Last year, Google rolled out a number of very significant algorithm updates that effectively changed the face of SEO practices forever. As a result, a large number of sites were penalized. However, due to the sheer number of possible algorithm updates, some webmasters are having trouble identifying which update their sites were penalized under.
Due to the vast amount of misinformation circling the Web about this topic, we put together this blog post to openly discuss each of the updates rolled out in 2012, including the scope of their effect.
That said, if your website has been penalized in 2012, then your website was most likely hit by one of the following three types of updates.
Domain Level – The Exact Match Domain Update
On September 28, 2012, Matt Cutts announced a Google algorithm update specifically targeting sites with exact match domains (EMDs) (sites named after keywords instead of brands). For the most part, sites affected by this algorithm update weren’t penalized. Instead, they lost much of the SEO benefit that was intrinsic to having an exact match keyword as their website’s name.
However, that’s not to say everyone affected by the EMD update was hit equally. If your site was also over-optimized for the keyword your site was named after, the update would have hit you significantly harder than those whose only foible was their EMD.
In this case, the effect on rankings would have ultimately felt much more like a penalty.
If your website was among those hit hardest by the EMD update, your best road to recovery starts by auditing your content for anything that is low-quality, a duplicate, or keyword stuffed, along with an audit of your backlink profile for links en masse containing exact match keywords.
Note: The EMD update has no relation to either the Panda or Penguin updates as evidenced here:
Content Level – The Panda Updates
If your site has been penalized under one of the Panda updates – the first of which was released in February 2011 and the last of which was released September 18, 2012 – then the majority of your focus should be on your on-site content.
The Panda updates were rolled out to target sites propped up on content that is low-quality, duplicated, or both; sites commonly referred to as “thin” sites. If any of the aforementioned describes your site, then your best road to recovery must start with the removal or replacement of any content that is redundant, written poorly, or doesn’t necessarily solve the problems of those visiting your site.
That said, the Panda updates do not directly attack sites because of their links, but they can still indirectly affect them. Even if your site has only high-quality content, the Panda updates can still negatively affect you if a large percentage of the links pointing to your site come from sites that only contain low-quality content; sites that would’ve been directly attacked by the Panda updates and whose external links were subsequently devalued.
Links Level – The Penguin Update
The Penguin update is the alias of the former webspam algorithm update.

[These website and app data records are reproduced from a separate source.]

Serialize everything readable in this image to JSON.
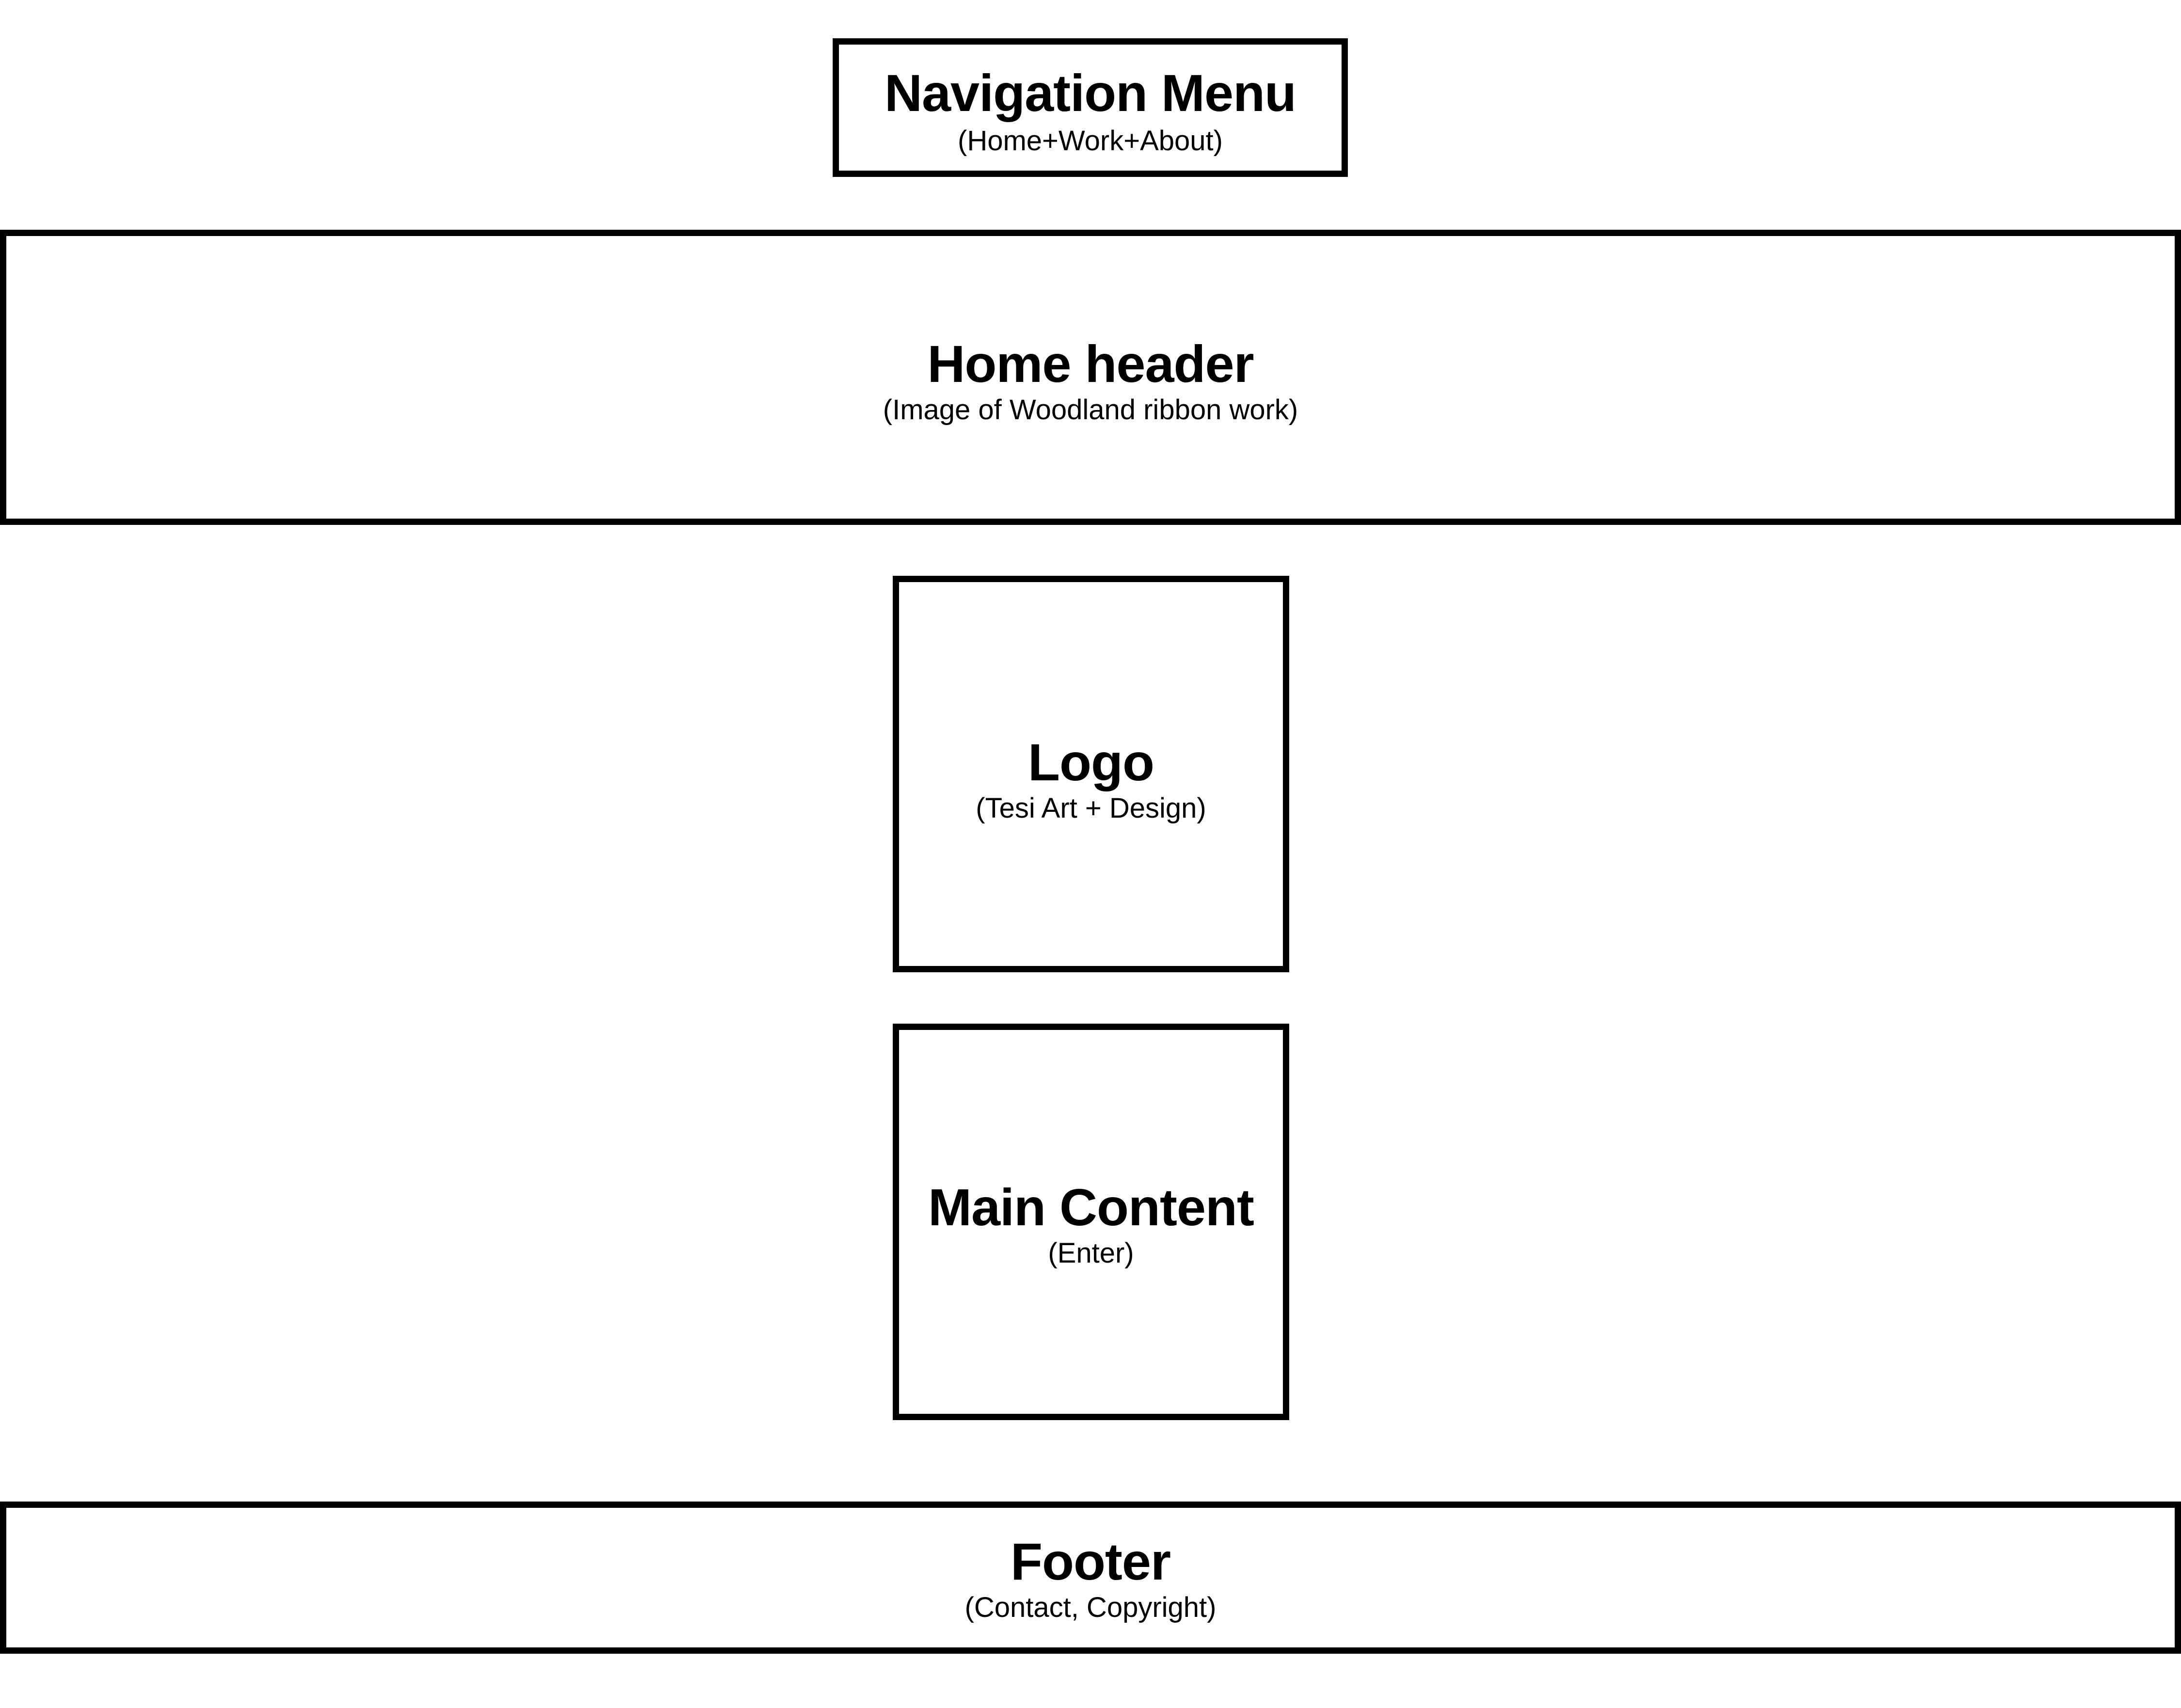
{
  "wireframe": {
    "nav": {
      "title": "Navigation Menu",
      "subtitle": "(Home+Work+About)"
    },
    "header": {
      "title": "Home header",
      "subtitle": "(Image of Woodland ribbon work)"
    },
    "logo": {
      "title": "Logo",
      "subtitle": "(Tesi Art + Design)"
    },
    "main": {
      "title": "Main Content",
      "subtitle": "(Enter)"
    },
    "footer": {
      "title": "Footer",
      "subtitle": "(Contact, Copyright)"
    }
  },
  "colors": {
    "stroke": "#000000",
    "background": "#ffffff"
  }
}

All in all, this update targets sites that are unabashedly spamming any way possible in an effort to game the Google algorithm and is more or less completely eradicating them from the search results entirely.
Despite the above, the Penguin update leaves some room to be impacted by it without being completely eradicated from the search results. To illustrate this, if your site is linked to by spammers but you are not a spammer yourself, you will indirectly be impacted by the Penguin update.
That said, how do you go about checking whether or not you’ve been hit by either a Penguin or unnatural links penalty?
1. Unnatural Links
This is by far the easiest indication of whether or not you’ve been hit by an unnatural link penalty. As of today, Google has sent in excess of 1 million notifications to webmasters stating that their backlink profile is unnatural. If you are one of the webmasters to have received this notification via Google Webmaster Tools, there is really no question that you were hit by an unnatural links penalty.
2. The Penguin Update
If you experienced a dramatic drop in traffic on or close to April 24, May 25, or October 5 of 2012, you were most likely affected by the Penguin update.
That said, you were penalized due to:
If your site is penalized because of links but you don’t receive any notification from Google, this is because an algorithm update like Penguin.
If you still aren’t certain of whether or not you’ve been hit by the Penguin update over an unnatural links penalty – although a dramatic drop in traffic on the aforementioned dates should be enough to convince you of such – the absence of a notification from Google regarding unnatural links via Google Webmasters Tool alongside a dramatic drop in traffic is more than enough evidence of the former.